Fishing resort inspired Glenwood man toward Maryknoll vocation
Categories: Around the Diocese
By Kristi Anderson
For The Visitor
Shaun Crumb spent his childhood at Woodlawn Resort and Campground in Glenwood, a fishing resort that his parents have owned and operated for the past 41 years.
His experience of service there helped inspire his journey toward becoming a Maryknoll priest, which will grow one step closer on Dec. 13 when he is ordained a transitional deacon at his home parish, Sacred Heart in Glenwood, at 10:30 a.m.
“Growing up at the resort was good mission preparation because we were always on call to help people,” Crumb explained. “You have to be really flexible working at a resort and as a missioner, too.”
Transitional diaconate ordination
10:30 a.m., Dec. 13
at Sacred Heart Church
After graduating from high school, Crumb attended St. John’s UNIVERSITY in Collegeville, graduating in 2001 with a major in social work and minor in theology.
“As a student at SJU, I went on an Alternative Spring Break service trip every year, which sparked my interest in service and reaching out to the poor. After I graduated, I went to China for a year to teach English as a volunteer with Maryknoll.
Shaun Crumb poses for a photo with a child in Bolivia, where he ministered and studied for three years. Photo courtesy of Shaun Crumb
“The culture was very different from the U.S., but somehow I felt at home there, especially after getting to know the people,” he said. “Without knowing the language and culture, I had to rely on God even more to help me survive in a new country and communicate with the people.”
Crumb taught with two Maryknoll priests, Fathers Brian Barrons and Larry Radice, and Maryknoll Brother Joe Bruener.
“I became more interested in their lifestyle of living simply and being in solidarity with the people they serve,” Crumb said. “They struck me as being down-to-earth and knowing the people on a deeper level because of their openness and seeing the face of Christ in everyone they encounter.”
Upon his return from China, Crumb returned to St. John’s UNIVERSITY, taking a position in campus ministry as the social justice and service coordinator for five years. While there, he completed a master’s degree in pastoral ministry from St. John’s School of Theology/Seminary.
Throughout his time at SJU, Crumb led mission trips including an annual trip to Chimbote, Peru.
“Seeing the church be the hands and feet of Jesus by reaching out to the marginalized inspired me to want to stay in a country like Uganda or Peru,” he said. “I wanted to live in solidarity with the people and do what I can to alleviate suffering as well as be an example of Christ’s mercy and love in poverty stricken parts of the world.”
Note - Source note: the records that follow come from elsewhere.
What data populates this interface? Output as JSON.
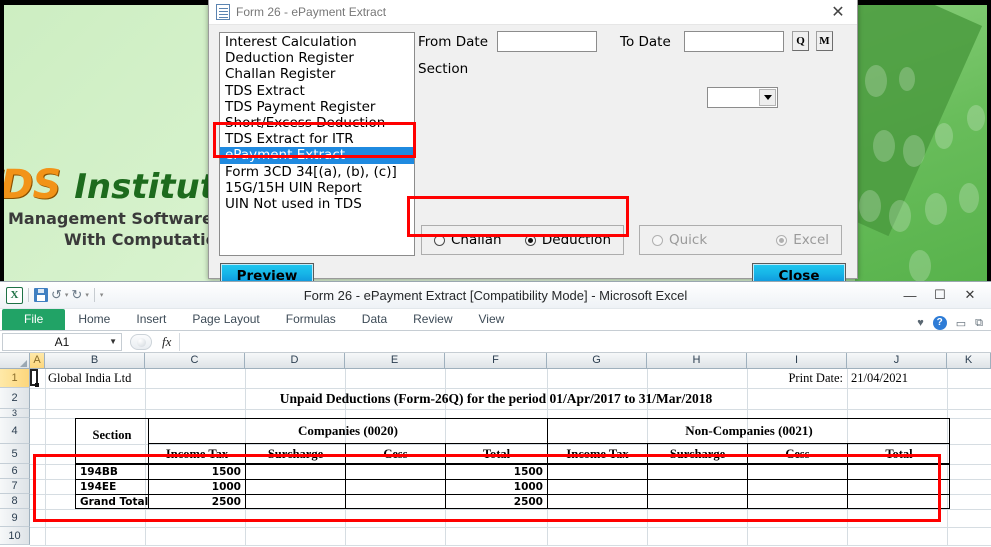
{
  "background_app": {
    "logo_tds": "TDS",
    "logo_institute": "Institute",
    "tagline1": "Management Software",
    "tagline2": "With Computation"
  },
  "dialog": {
    "title": "Form 26 - ePayment Extract",
    "close_icon": "✕",
    "doc_icon": "document-icon",
    "report_list": [
      {
        "label": "Interest Calculation",
        "selected": false
      },
      {
        "label": "Deduction Register",
        "selected": false
      },
      {
        "label": "Challan Register",
        "selected": false
      },
      {
        "label": "TDS Extract",
        "selected": false
      },
      {
        "label": "TDS Payment Register",
        "selected": false
      },
      {
        "label": "Short/Excess Deduction",
        "selected": false
      },
      {
        "label": "TDS Extract for ITR",
        "selected": false
      },
      {
        "label": "ePayment Extract",
        "selected": true
      },
      {
        "label": "Form 3CD 34[(a), (b), (c)]",
        "selected": false
      },
      {
        "label": "15G/15H UIN Report",
        "selected": false
      },
      {
        "label": "UIN Not used in TDS",
        "selected": false
      }
    ],
    "from_date_label": "From Date",
    "from_date_value": "",
    "to_date_label": "To Date",
    "to_date_value": "",
    "section_label": "Section",
    "section_value": "",
    "quarter_button": "Q",
    "month_button": "M",
    "mode_options": [
      {
        "label": "Challan",
        "selected": false,
        "disabled": false
      },
      {
        "label": "Deduction",
        "selected": true,
        "disabled": false
      }
    ],
    "output_options": [
      {
        "label": "Quick",
        "selected": false,
        "disabled": true
      },
      {
        "label": "Excel",
        "selected": true,
        "disabled": true
      }
    ],
    "preview_button": {
      "accel": "P",
      "rest": "review"
    },
    "close_button": {
      "accel": "C",
      "rest": "lose"
    }
  },
  "excel": {
    "title": "Form 26 - ePayment Extract  [Compatibility Mode]  -  Microsoft Excel",
    "logo": "X",
    "quick_access": [
      "save-icon",
      "undo-icon",
      "redo-icon",
      "customize-icon"
    ],
    "window_buttons": [
      "minimize-button",
      "maximize-button",
      "close-button"
    ],
    "ribbon_tabs": [
      "File",
      "Home",
      "Insert",
      "Page Layout",
      "Formulas",
      "Data",
      "Review",
      "View"
    ],
    "ribbon_right_icons": [
      "ribbon-options-icon",
      "help-icon",
      "minimize-ribbon-icon",
      "restore-window-icon"
    ],
    "help_glyph": "?",
    "name_box": "A1",
    "formula_value": "",
    "fx_label": "fx",
    "column_headers": [
      "A",
      "B",
      "C",
      "D",
      "E",
      "F",
      "G",
      "H",
      "I",
      "J",
      "K"
    ],
    "active_column": "A",
    "row_headers": [
      "1",
      "2",
      "3",
      "4",
      "5",
      "6",
      "7",
      "8",
      "9",
      "10"
    ],
    "active_row": "1",
    "sheet": {
      "company_name": "Global India Ltd",
      "print_date_label": "Print Date:",
      "print_date_value": "21/04/2021",
      "report_title": "Unpaid Deductions (Form-26Q) for the period 01/Apr/2017 to 31/Mar/2018",
      "section_header": "Section",
      "group_headers": [
        "Companies (0020)",
        "Non-Companies (0021)"
      ],
      "column_headers": [
        "Income Tax",
        "Surcharge",
        "Cess",
        "Total",
        "Income Tax",
        "Surcharge",
        "Cess",
        "Total"
      ],
      "rows": [
        {
          "section": "194BB",
          "c_income_tax": "1500",
          "c_surcharge": "",
          "c_cess": "",
          "c_total": "1500",
          "n_income_tax": "",
          "n_surcharge": "",
          "n_cess": "",
          "n_total": ""
        },
        {
          "section": "194EE",
          "c_income_tax": "1000",
          "c_surcharge": "",
          "c_cess": "",
          "c_total": "1000",
          "n_income_tax": "",
          "n_surcharge": "",
          "n_cess": "",
          "n_total": ""
        },
        {
          "section": "Grand Total",
          "c_income_tax": "2500",
          "c_surcharge": "",
          "c_cess": "",
          "c_total": "2500",
          "n_income_tax": "",
          "n_surcharge": "",
          "n_cess": "",
          "n_total": ""
        }
      ]
    }
  },
  "annotations": {
    "highlight_color": "#ff0000",
    "boxes": [
      "selected-list-item",
      "mode-radio-group",
      "result-table"
    ]
  }
}
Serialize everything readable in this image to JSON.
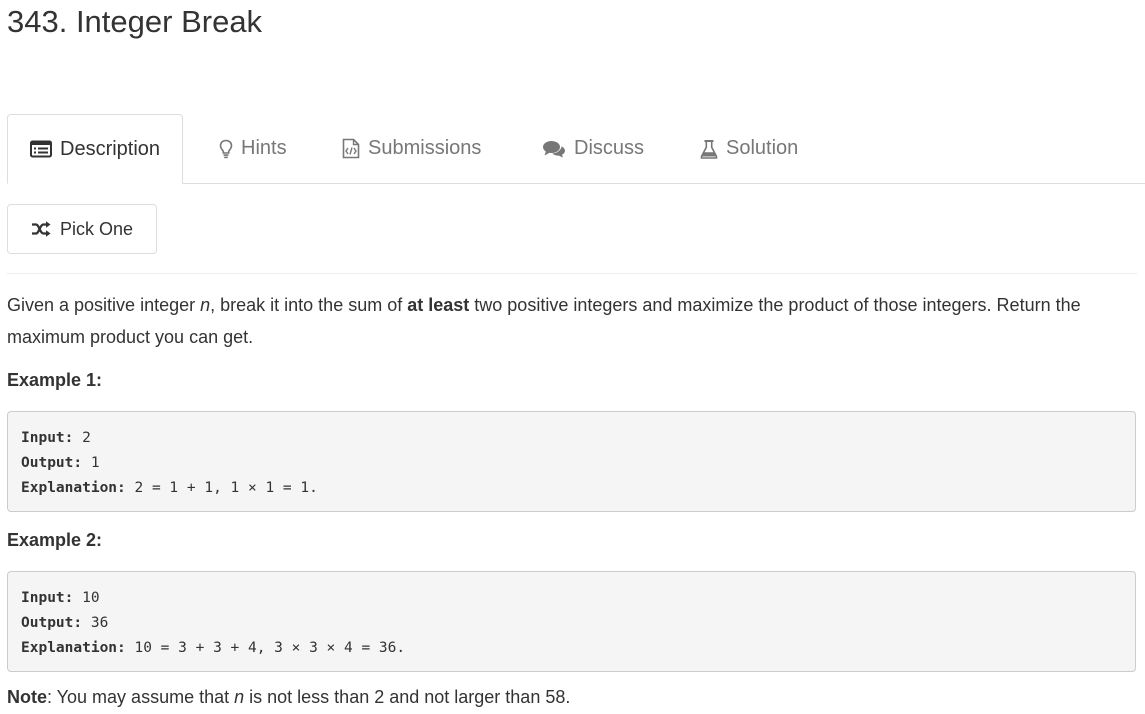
{
  "problem": {
    "title": "343. Integer Break"
  },
  "tabs": [
    {
      "label": "Description",
      "icon": "list-icon",
      "active": true
    },
    {
      "label": "Hints",
      "icon": "lightbulb-icon",
      "active": false
    },
    {
      "label": "Submissions",
      "icon": "code-file-icon",
      "active": false
    },
    {
      "label": "Discuss",
      "icon": "comments-icon",
      "active": false
    },
    {
      "label": "Solution",
      "icon": "flask-icon",
      "active": false
    }
  ],
  "pick_one": {
    "label": "Pick One",
    "icon": "shuffle-icon"
  },
  "description": {
    "part1": "Given a positive integer ",
    "var_n": "n",
    "part2": ", break it into the sum of ",
    "bold": "at least",
    "part3": " two positive integers and maximize the product of those integers. Return the maximum product you can get."
  },
  "examples": [
    {
      "heading": "Example 1:",
      "input_label": "Input:",
      "input_value": " 2",
      "output_label": "Output:",
      "output_value": " 1",
      "explanation_label": "Explanation:",
      "explanation_value": " 2 = 1 + 1, 1 × 1 = 1."
    },
    {
      "heading": "Example 2:",
      "input_label": "Input:",
      "input_value": " 10",
      "output_label": "Output:",
      "output_value": " 36",
      "explanation_label": "Explanation:",
      "explanation_value": " 10 = 3 + 3 + 4, 3 × 3 × 4 = 36."
    }
  ],
  "note": {
    "label": "Note",
    "part1": ": You may assume that ",
    "var_n": "n",
    "part2": " is not less than 2 and not larger than 58."
  },
  "colors": {
    "text": "#333333",
    "muted_tab": "#777777",
    "border": "#dddddd",
    "code_bg": "#f5f5f5"
  }
}
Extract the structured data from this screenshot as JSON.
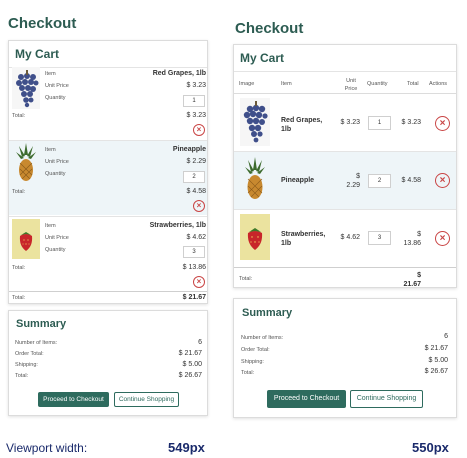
{
  "page_title": "Checkout",
  "cart": {
    "title": "My Cart",
    "columns": [
      "Image",
      "Item",
      "Unit Price",
      "Quantity",
      "Total",
      "Actions"
    ],
    "labels": {
      "item": "Item",
      "unit_price": "Unit Price",
      "quantity": "Quantity",
      "total": "Total:"
    },
    "items": [
      {
        "name": "Red Grapes, 1lb",
        "name_l1": "Red Grapes,",
        "name_l2": "1lb",
        "price": "$ 3.23",
        "price_l1": "$ 3.23",
        "price_l2": "",
        "qty": "1",
        "total": "$ 3.23",
        "total_l1": "$ 3.23",
        "total_l2": ""
      },
      {
        "name": "Pineapple",
        "name_l1": "Pineapple",
        "name_l2": "",
        "price": "$ 2.29",
        "price_l1": "$",
        "price_l2": "2.29",
        "qty": "2",
        "total": "$ 4.58",
        "total_l1": "$ 4.58",
        "total_l2": ""
      },
      {
        "name": "Strawberries, 1lb",
        "name_l1": "Strawberries,",
        "name_l2": "1lb",
        "price": "$ 4.62",
        "price_l1": "$ 4.62",
        "price_l2": "",
        "qty": "3",
        "total": "$ 13.86",
        "total_l1": "$",
        "total_l2": "13.86"
      }
    ],
    "grand_total_label": "Total:",
    "grand_total": "$ 21.67",
    "grand_total_l1": "$",
    "grand_total_l2": "21.67"
  },
  "summary": {
    "title": "Summary",
    "rows": [
      {
        "label": "Number of Items:",
        "value": "6"
      },
      {
        "label": "Order Total:",
        "value": "$ 21.67"
      },
      {
        "label": "Shipping:",
        "value": "$ 5.00"
      },
      {
        "label": "Total:",
        "value": "$ 26.67"
      }
    ],
    "checkout_label": "Proceed to Checkout",
    "continue_label": "Continue Shopping"
  },
  "viewport": {
    "label": "Viewport width:",
    "left_value": "549px",
    "right_value": "550px"
  },
  "colors": {
    "accent": "#2e6b5e",
    "heading": "#2d5c52",
    "remove": "#c94545",
    "row_alt": "#eef5f8",
    "viewport_text": "#1a2a6b"
  },
  "icons": {
    "remove": "close-icon",
    "grapes": "grapes-image",
    "pineapple": "pineapple-image",
    "strawberry": "strawberry-image"
  }
}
In 2008, Crumb packed his bags and headed for Maryknoll, N.Y.
“I joined Maryknoll because I like the adventure of mission,” Crumb said. “I like exploring new countries and experiencing God through the people and their culture. God’s love is revealed through experiencing life with the people. Serving one another, together, we build the kingdom of God and are examples of Jesus’ life, death and resurrection.”
After a year of reflection and learning about Maryknoll history, Crumb spent three years of theology studies in Chicago at Catholic Theological Union. He then went on the Overseas Training Program to Cochabamba, Bolivia, for three years.
Currently, Crumb is back in Chicago finishing his master of divinity degree with a concentration in world mission. He participates in a variety of ministries while taking courses.
“I was a volunteer at Franciscan Outreach, which is one of the largest homeless shelters in Chicago,” he said. “I also helped out with the Night Ministry, which does homeless outreach on the streets.” Additionally, he served as a hospital chaplain and organized service experiences at a Catholic high school.
Crumb also spent time in Kenya and Tanzania to experience some of the work Maryknoll is doing there.
“I was able to visit Homa Bay, Kenya, when I was there,” he said. “I was welcomed with open arms thanks to the wonderful partnership and relationships between our [St. Cloud] diocese and Homa Bay.”
After his ordination as a transitional deacon, Crumb will serve as a deacon at Benedict the African Parish. Located on the south side of Chicago, it serves a mainly African-American population.
“I look forward to being able to serve the people of God in a more formal way,” Crumb said, “whether it is listening to their struggles and offering words of hope, to doing sacramental ministries and gathering people together to pray for each other and the needs of the world.”
Crumb’s ordination to the priesthood is scheduled for May 30, 2015, in Maryknoll, N.Y.